Bob Dylan has certainly cemented his place as one of the greatest and most prolific songwriters of modern music history. From folk revival classics like “Mr. Tambourine Man” and “Blowin’ in the Wind” to the 1974 rock-driven record Blood on the Tracks, the “voice of a generation” has sold over 125 million albums and earned ten Grammys.
While many are familiar with his work—or, at the very least, his name—not all may be up-to-date on Dylan’s health. His aloof demeanor, a trademark of his since the ’60s, exacerbates this mystique even further.
We take a look at Dylan’s wellness, work, and life as of this year.
The Early Days Of The Freewheelin’ Bob Dylan
Bob Dylan, born Robert Allen Zimmerman on May 24, 1941, in Duluth, Minnesota, took the world by storm as a vanguard of the 1960’s folk revival movement. Whether your mind wanders to his classic 1963 The Freewheelin’ Bob Dylan or his rock-driven work of the ’70s and ’80s, we typically associate Dylan with the mid-20th century music scene.
Dylan garnered even more international acclaim with the formation of The Band and The Rolling Thunder Revue, two outfits that toured the world and featured outstanding talents in their own right. He was inducted into the Rock & Roll Hall of Fame in 1988.
In 2012, he received the Presidential Medal of Freedom from former President Barack Obama, who said, “there is not a bigger giant in the history of American music. Then, in 2016, he won a Nobel Prize in Literature “for having created new poetic expressions within the great American song tradition. This was the first time a musician had earned the prestigious award.
Dylan’s Prolific And Varied Career
Throughout his decades-long career, he has undergone countless musical transformations. From duets with Johnny Cash to Christian complications and seemingly everything in between, Dylan’s influences and style have been as turbulent and malleable as the changing times he crooned about in 1964.
However, he boasts a tremendous career in both the arts and otherwise. From 2006 to 2009, Dylan hosted a satellite radio show called Theme Time Radio Hour. He has also published books of his lyrics and art, the latter of which has been featured in many galleries. Dylan has also released literature, including his memoir Chronicles: Volume One and a collection of prose and poetry titled Tarantula.
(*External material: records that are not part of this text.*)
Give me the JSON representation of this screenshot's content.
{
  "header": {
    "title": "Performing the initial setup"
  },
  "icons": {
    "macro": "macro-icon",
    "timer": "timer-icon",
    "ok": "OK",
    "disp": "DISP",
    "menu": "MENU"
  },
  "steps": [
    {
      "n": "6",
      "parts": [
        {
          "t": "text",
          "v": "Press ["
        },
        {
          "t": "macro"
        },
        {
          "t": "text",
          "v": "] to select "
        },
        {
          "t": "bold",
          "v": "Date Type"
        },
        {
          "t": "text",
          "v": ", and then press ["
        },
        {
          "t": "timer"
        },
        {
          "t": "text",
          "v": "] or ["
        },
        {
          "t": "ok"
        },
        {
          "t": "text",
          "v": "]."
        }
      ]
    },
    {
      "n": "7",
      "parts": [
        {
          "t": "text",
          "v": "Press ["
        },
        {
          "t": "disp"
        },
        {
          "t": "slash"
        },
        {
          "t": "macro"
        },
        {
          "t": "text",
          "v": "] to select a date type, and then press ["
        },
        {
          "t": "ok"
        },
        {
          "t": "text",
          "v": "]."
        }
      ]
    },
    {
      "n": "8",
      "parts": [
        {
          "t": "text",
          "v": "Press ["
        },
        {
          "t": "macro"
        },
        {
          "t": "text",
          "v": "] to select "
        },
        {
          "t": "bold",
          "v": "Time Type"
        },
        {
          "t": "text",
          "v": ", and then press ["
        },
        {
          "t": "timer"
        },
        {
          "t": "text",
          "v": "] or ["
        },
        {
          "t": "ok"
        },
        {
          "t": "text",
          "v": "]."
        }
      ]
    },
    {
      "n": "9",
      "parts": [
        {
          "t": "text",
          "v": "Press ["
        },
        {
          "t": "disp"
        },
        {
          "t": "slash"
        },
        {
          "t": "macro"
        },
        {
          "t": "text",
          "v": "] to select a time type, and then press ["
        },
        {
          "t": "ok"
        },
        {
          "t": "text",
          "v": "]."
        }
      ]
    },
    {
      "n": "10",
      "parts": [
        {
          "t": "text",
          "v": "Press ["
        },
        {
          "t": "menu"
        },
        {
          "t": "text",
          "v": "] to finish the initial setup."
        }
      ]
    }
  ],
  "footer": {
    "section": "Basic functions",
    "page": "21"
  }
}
In 2018, Dylan went into the distilling business with liquor entrepreneur Marc Bushala to create a trio of Heaven’s Door Spirits, including a Tennessee straight bourbon, double barrel whiskey, and straight rye whiskey. To avoid appearing like a vanity project, the Heaven’s Door team kept the brand name subtle and included Dylan’s signature on the bottle’s back, so it’s only visible once the bottle is empty.
Two years later, the singer-songwriter sold his songs to Universal Music Publishing Group. While Dylan still retains exclusive rights to his work, songwriter income, and copyrights, Universal will take in profits from Dylan’s work going forward. The deal included over 600 songs for over $300 million, though some estimated it was closer to $400 million.
How Is Bob Dylan’s Health Today?
Dylan has made a career of being a sullen-eyed, wild-haired vagabond. But how does that translate to the soon-to-be 82-year-old’s health? As of late last year, the songwriter was on his second leg of the Rough and Rowdy Ways World Wide Tour. While the tour is slated to last through 2024, there are currently no upcoming tour dates on his website.
We’re unsure whether this has to do with any health-related issues, although it wouldn’t be the first health scare the singer has experienced. In the 1960s, he was in a serious motorcycle accident before taking time out of the public eye in Woodstock in the ’70s.
In the late ’90s, Dylan went to the hospital for chest pain that turned out to be histoplasmosis, an infection from fungus. According to Express.co.uk, his agent, Barry Dickins, gave an update, saying “the infection is potentially fatal. He will remain at the hospital until his condition is stable and he has improved.”
After several weeks, the histoplasmosis morphed into pericarditis, which causes the tissue around the heart to swell and become painful. Doctors told him he would be better in a month or so, after which Dylan shared, “I’m just glad to be feeling better. I really thought I’d be seeing Elvis soon.
Besides these two incidents, there have been no major credible updates regarding the musician’s health.